[Data for review]
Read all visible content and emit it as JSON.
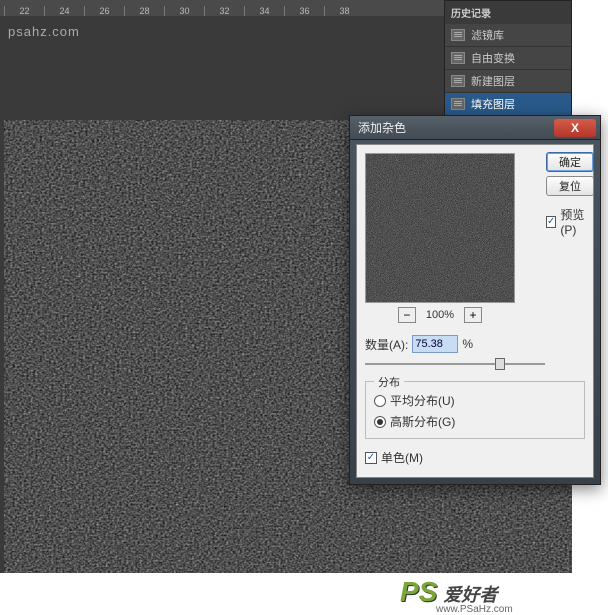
{
  "ruler_marks": [
    "22",
    "24",
    "26",
    "28",
    "30",
    "32",
    "34",
    "36",
    "38"
  ],
  "history": {
    "title": "历史记录",
    "items": [
      "滤镜库",
      "自由变换",
      "新建图层",
      "填充图层"
    ]
  },
  "dialog": {
    "title": "添加杂色",
    "ok": "确定",
    "cancel": "复位",
    "preview_label": "预览(P)",
    "preview_checked": true,
    "zoom": "100%",
    "zoom_minus": "−",
    "zoom_plus": "+",
    "amount_label": "数量(A):",
    "amount_value": "75.38",
    "amount_unit": "%",
    "dist_label": "分布",
    "uniform": "平均分布(U)",
    "gaussian": "高斯分布(G)",
    "dist_selected": "gaussian",
    "mono": "单色(M)",
    "mono_checked": true,
    "close_glyph": "X"
  },
  "watermark": {
    "corner": "psahz.com",
    "footer_big": "PS",
    "footer_cn": "爱好者",
    "footer_url": "www.PSaHz.com"
  }
}
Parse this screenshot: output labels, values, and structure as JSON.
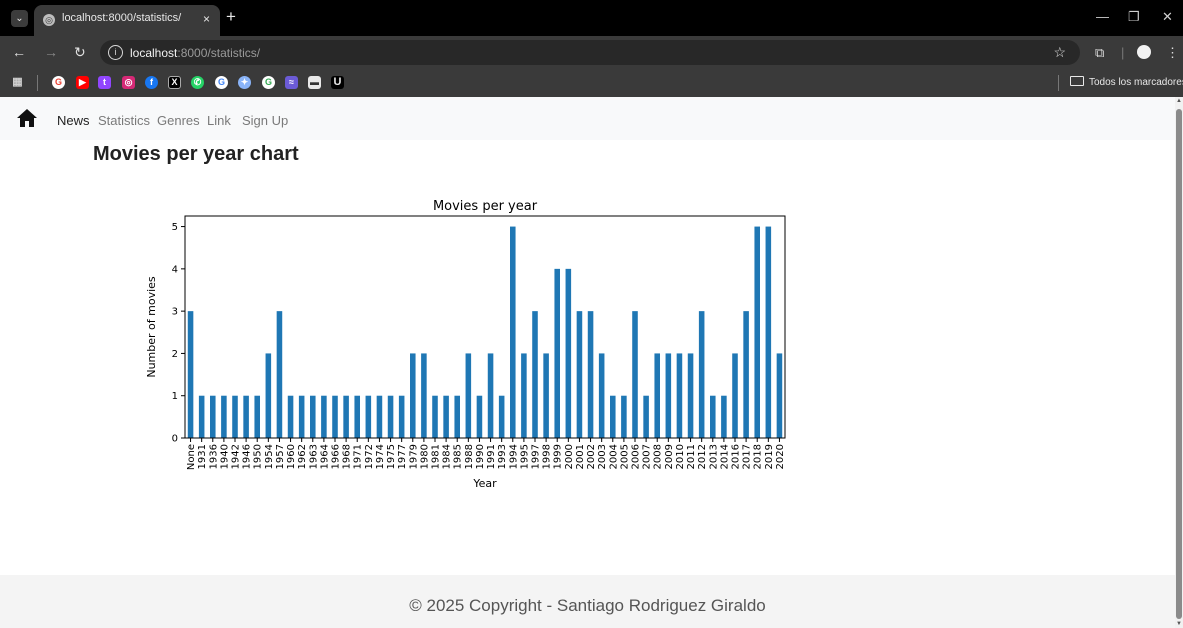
{
  "browser": {
    "tab_title": "localhost:8000/statistics/",
    "tab_close": "×",
    "new_tab": "+",
    "url_host": "localhost",
    "url_path": ":8000/statistics/",
    "bookmarks_folder": "Todos los marcadores",
    "bookmark_icons": [
      "google-icon",
      "youtube-icon",
      "twitch-icon",
      "instagram-icon",
      "facebook-icon",
      "x-icon",
      "whatsapp-icon",
      "google-icon",
      "gemini-icon",
      "google-icon",
      "lapse-icon",
      "monitor-icon",
      "u-icon"
    ],
    "accent": "#000000"
  },
  "site_nav": {
    "links": [
      "News",
      "Statistics",
      "Genres",
      "Link",
      "Sign Up"
    ],
    "active": "News"
  },
  "page": {
    "heading": "Movies per year chart"
  },
  "footer": {
    "text": "© 2025 Copyright - Santiago Rodriguez Giraldo"
  },
  "chart_data": {
    "type": "bar",
    "title": "Movies per year",
    "xlabel": "Year",
    "ylabel": "Number of movies",
    "ylim": [
      0,
      5.25
    ],
    "yticks": [
      0,
      1,
      2,
      3,
      4,
      5
    ],
    "grid": false,
    "color": "#1f77b4",
    "categories": [
      "None",
      "1931",
      "1936",
      "1940",
      "1942",
      "1946",
      "1950",
      "1954",
      "1957",
      "1960",
      "1962",
      "1963",
      "1964",
      "1966",
      "1968",
      "1971",
      "1972",
      "1974",
      "1975",
      "1977",
      "1979",
      "1980",
      "1981",
      "1984",
      "1985",
      "1988",
      "1990",
      "1991",
      "1993",
      "1994",
      "1995",
      "1997",
      "1998",
      "1999",
      "2000",
      "2001",
      "2002",
      "2003",
      "2004",
      "2005",
      "2006",
      "2007",
      "2008",
      "2009",
      "2010",
      "2011",
      "2012",
      "2013",
      "2014",
      "2016",
      "2017",
      "2018",
      "2019",
      "2020"
    ],
    "values": [
      3,
      1,
      1,
      1,
      1,
      1,
      1,
      2,
      3,
      1,
      1,
      1,
      1,
      1,
      1,
      1,
      1,
      1,
      1,
      1,
      2,
      2,
      1,
      1,
      1,
      2,
      1,
      2,
      1,
      5,
      2,
      3,
      2,
      4,
      4,
      3,
      3,
      2,
      1,
      1,
      3,
      1,
      2,
      2,
      2,
      2,
      3,
      1,
      1,
      2,
      3,
      5,
      5,
      2
    ]
  }
}
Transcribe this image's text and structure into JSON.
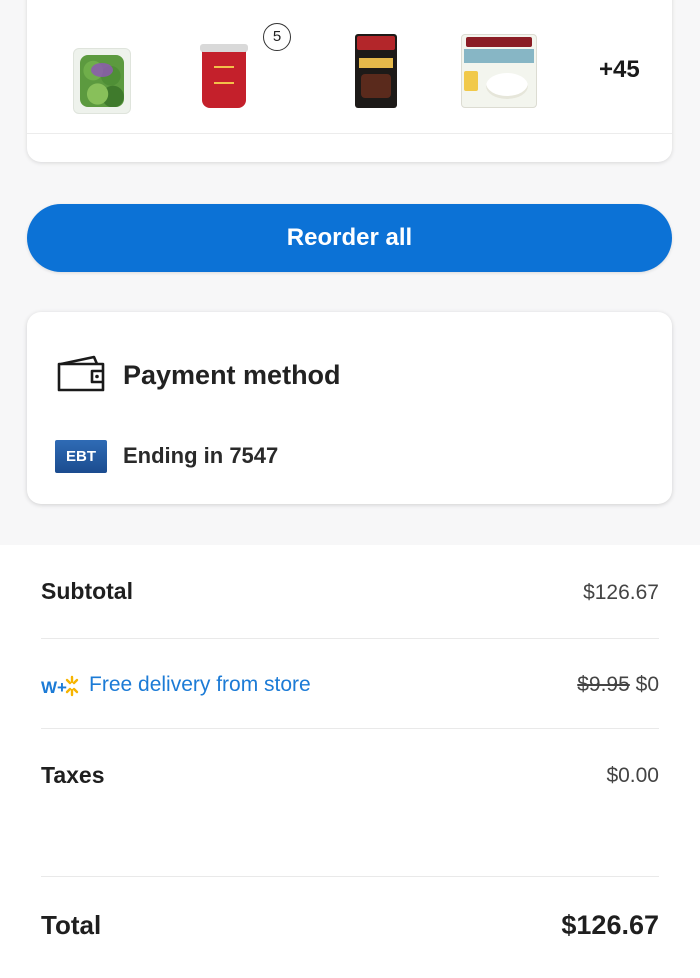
{
  "items": {
    "badge_count": "5",
    "more_count": "+45"
  },
  "reorder": {
    "label": "Reorder all"
  },
  "payment": {
    "title": "Payment method",
    "card_type": "EBT",
    "ending": "Ending in 7547"
  },
  "summary": {
    "subtotal_label": "Subtotal",
    "subtotal_value": "$126.67",
    "delivery_label": "Free delivery from store",
    "delivery_old_price": "$9.95",
    "delivery_price": "$0",
    "delivery_icon_text": "W+",
    "taxes_label": "Taxes",
    "taxes_value": "$0.00",
    "total_label": "Total",
    "total_value": "$126.67"
  },
  "colors": {
    "accent": "#0c72d6",
    "link": "#1c7bd6",
    "spark": "#f6b400"
  }
}
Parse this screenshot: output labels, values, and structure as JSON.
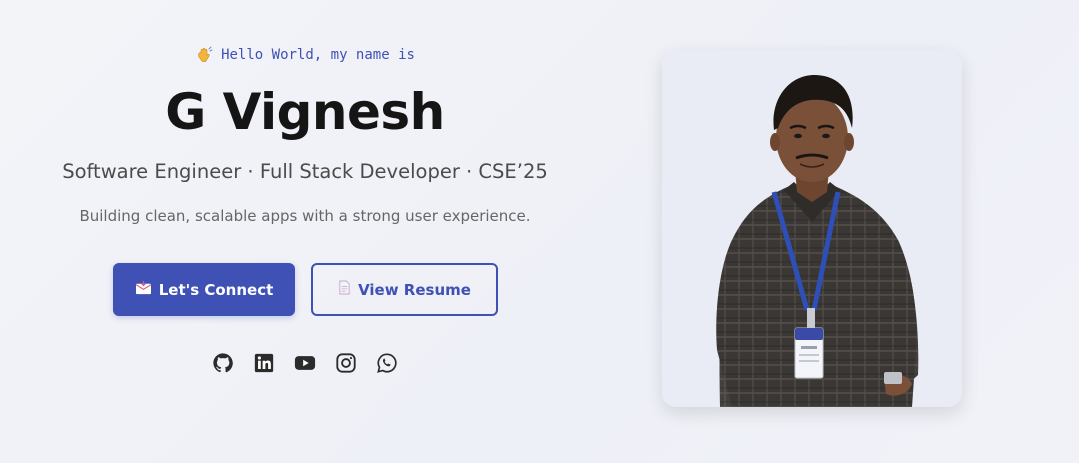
{
  "hero": {
    "greeting": "Hello World, my name is",
    "name": "G Vignesh",
    "subtitle": "Software Engineer · Full Stack Developer · CSE’25",
    "tagline": "Building clean, scalable apps with a strong user experience.",
    "primary_button": {
      "label": "Let's Connect",
      "icon": "envelope-icon"
    },
    "secondary_button": {
      "label": "View Resume",
      "icon": "document-icon"
    },
    "socials": [
      "github-icon",
      "linkedin-icon",
      "youtube-icon",
      "instagram-icon",
      "whatsapp-icon"
    ]
  },
  "colors": {
    "accent": "#3f51b5",
    "heading": "#151515",
    "background": "#f1f2f8"
  }
}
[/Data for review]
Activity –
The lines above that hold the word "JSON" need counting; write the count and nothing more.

Answer –
4